Here are four of the most common health concerns for nature lovers:
Ticks are prevalent during the summer, and if you're in the woods or just spending time in the back yard, you're at risk. Ticks can transmit diseases, particularly Lyme disease, which affects about 300,000 people in the U.S. every year, according to the Centers for Disease Control and Prevention. Unfortunately, bug spray is not effective against ticks. Permethrin-treated clothing is your best bet to preventing ticks.
What to do: Perform tick checks on children and be sure to check yourself as well. Inspect your entire body while showering, and if you find a tick, remove it immediately with tweezers and see a doctor. Wearing light-colored clothing when outdoors can make it easier to spot ticks.
2. Poison ivy
Poison ivy, poison oak and poison sumac contain an oil that can cause a rash after it brushes the skin. The rash typically appears 12 to 72 hours after exposure.
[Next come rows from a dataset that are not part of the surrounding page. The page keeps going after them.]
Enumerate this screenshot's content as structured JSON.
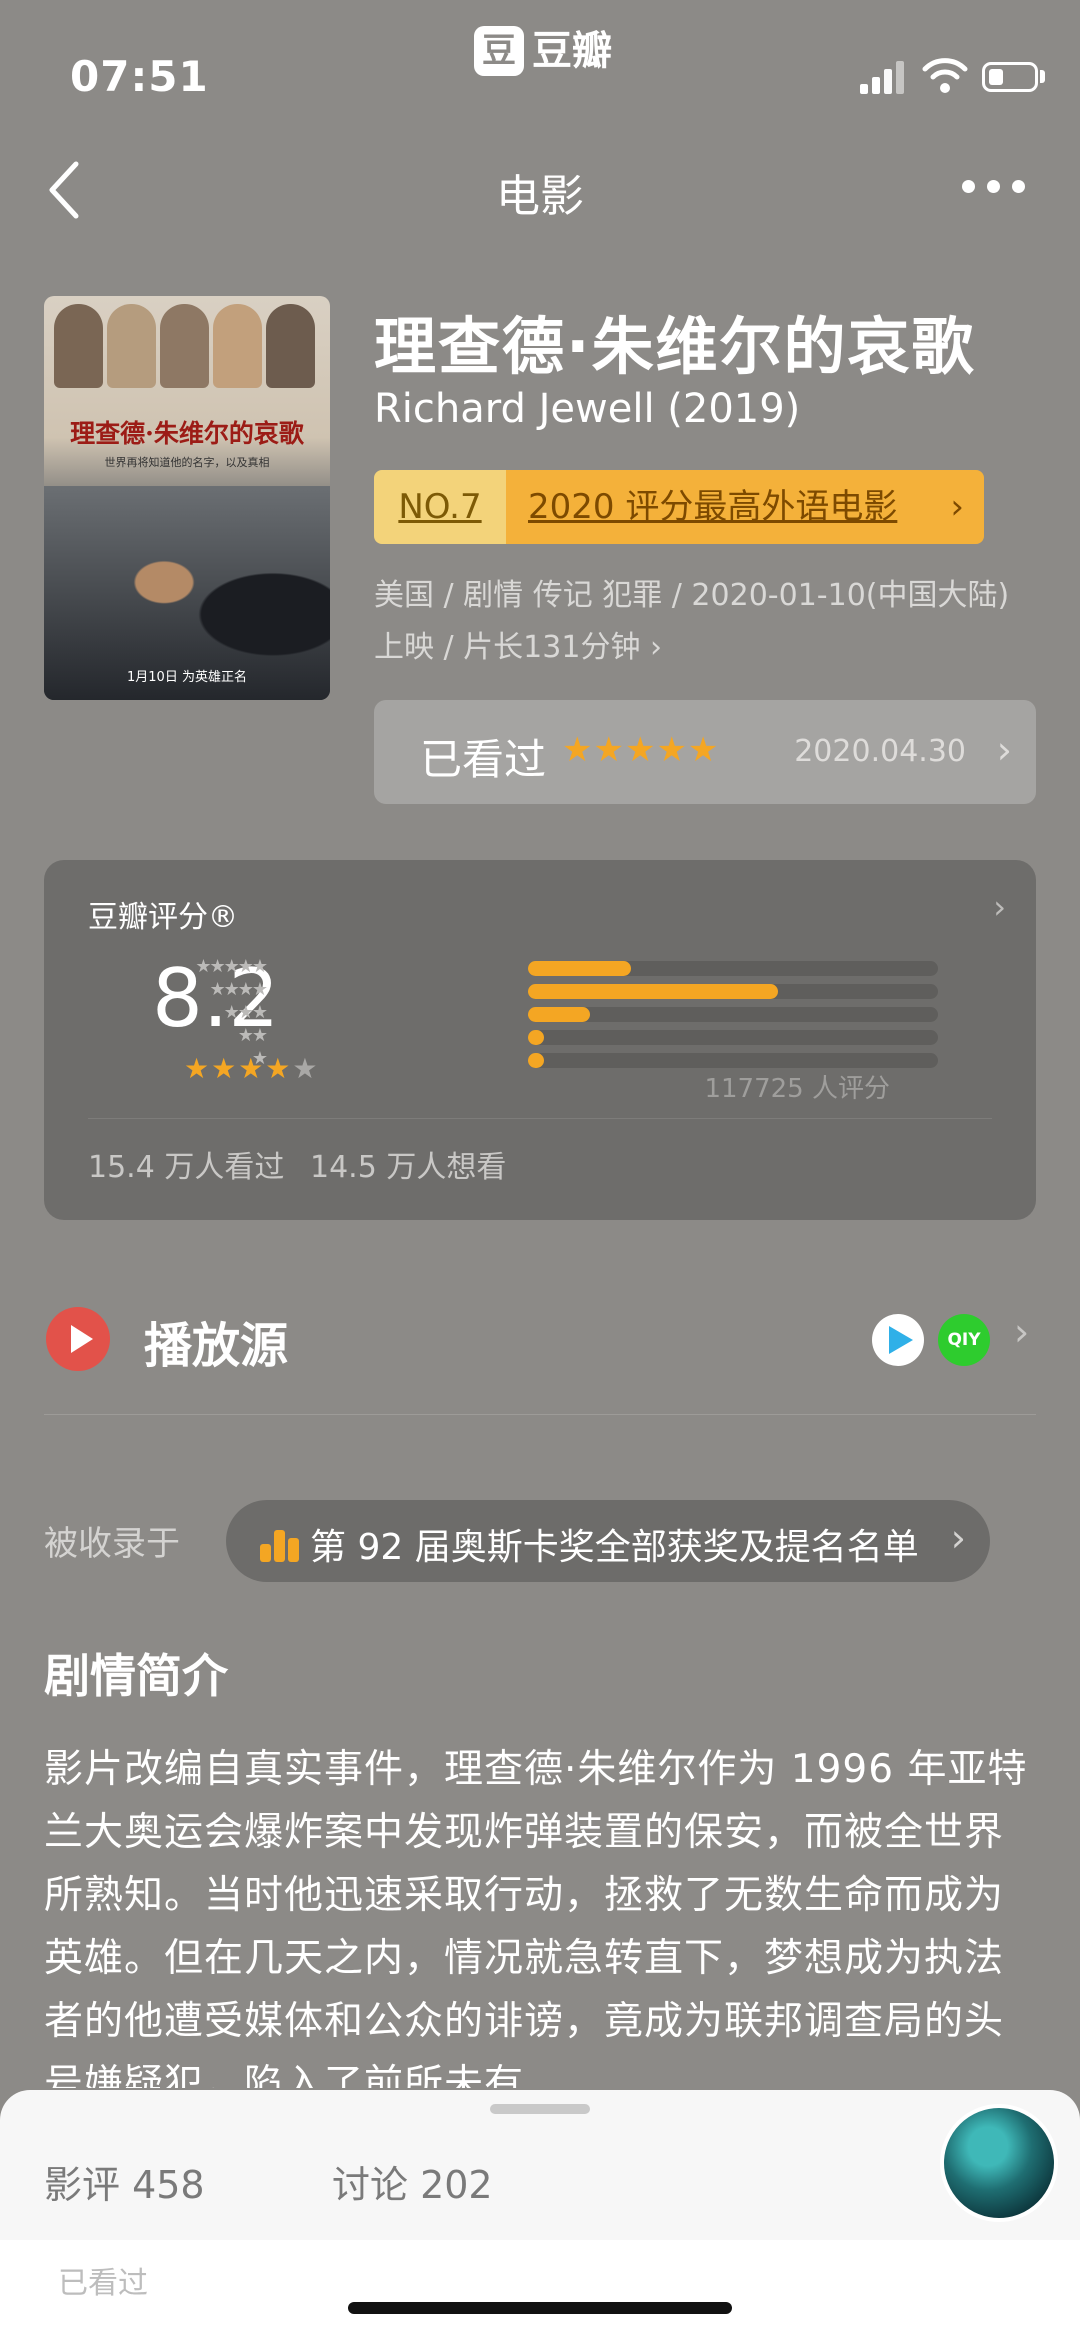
{
  "status_bar": {
    "time": "07:51",
    "app_badge": "豆",
    "app_name": "豆瓣"
  },
  "nav": {
    "title": "电影"
  },
  "movie": {
    "title": "理查德·朱维尔的哀歌",
    "original_title": "Richard Jewell (2019)",
    "rank_no": "NO.7",
    "rank_label": "2020 评分最高外语电影",
    "meta": "美国 / 剧情 传记 犯罪 / 2020-01-10(中国大陆) 上映 / 片长131分钟 ›",
    "poster": {
      "title": "理查德·朱维尔的哀歌",
      "tagline": "世界再将知道他的名字，以及真相",
      "release_note": "1月10日 为英雄正名"
    }
  },
  "watched": {
    "label": "已看过",
    "stars": "★★★★★",
    "date": "2020.04.30"
  },
  "rating": {
    "title": "豆瓣评分®",
    "score": "8.2",
    "stars_on": "★★★★",
    "stars_off": "★",
    "distribution": [
      {
        "stars": "★★★★★",
        "percent": 25
      },
      {
        "stars": "★★★★",
        "percent": 61
      },
      {
        "stars": "★★★",
        "percent": 15
      },
      {
        "stars": "★★",
        "percent": 4
      },
      {
        "stars": "★",
        "percent": 4
      }
    ],
    "count": "117725 人评分",
    "seen": "15.4 万人看过",
    "want": "14.5 万人想看"
  },
  "play": {
    "label": "播放源",
    "source2_text": "QIY"
  },
  "collection": {
    "label": "被收录于",
    "name": "第 92 届奥斯卡奖全部获奖及提名名单"
  },
  "synopsis": {
    "title": "剧情简介",
    "text": "影片改编自真实事件，理查德·朱维尔作为 1996 年亚特兰大奥运会爆炸案中发现炸弹装置的保安，而被全世界所熟知。当时他迅速采取行动，拯救了无数生命而成为英雄。但在几天之内，情况就急转直下，梦想成为执法者的他遭受媒体和公众的诽谤，竟成为联邦调查局的头号嫌疑犯，陷入了前所未有"
  },
  "bottom_sheet": {
    "tab_reviews": "影评 458",
    "tab_discussion": "讨论 202",
    "hint": "已看过"
  },
  "colors": {
    "accent": "#f4a623",
    "background": "#8c8a87",
    "card": "#6e6d6b",
    "play_red": "#e2524a",
    "iqiyi_green": "#2ecc2e"
  }
}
The best way to avoid coming in contact with the plant is to cover as much of your body as possible when spending time outdoors.
What to do: If you come in contact with the plant, wash your skin with soap and warm water right away. Calamine lotion and hydrocortisone creams can help, but they're frequently not strong enough. If the rash is pretty bad, it's worth a trip to the doctor.
Splinters are common, especially when you're spending more time outside.
What to do: You should be able to safely remove a splinter on your own. First, wash your hands and clean the area. Then, sanitize tweezers with rubbing alcohol and try to remove the splinter. If it's under the surface of the skin, sterilize a needle with rubbing alcohol and gently break the skin over the object. It should be easier to then use the tweezers to remove the splinter. Apply an antibiotic ointment after it's been taken out.
Staying hydrated during the hot summer months is crucial to your health. Here are a few ways to see if you need to boost your water intake:
- Take a look at your urine: When you're properly hydrated, your urine will be clear to light yellow. If it's dark, it's time to start drinking more water.
- Perform the "pinch" test: When you're dehydrated, your skin loses tension. You can test its elasticity by pinching the back of your hand and holding it for a few seconds then letting go. If the skin stays pinched and takes a few seconds before going back to normal, it's a sign of moderate dehydration.
- Monitor your breath: If you don't drink enough water and you're sweating, your body can't produce enough saliva. This leads to a dry mouth, which allows bacteria to grow easily — and results in bad breath.
What to do: If you notice any of these symptoms, hydrate with water or beverages containing electrolytes. Try to find a cool place to minimize sweating as well.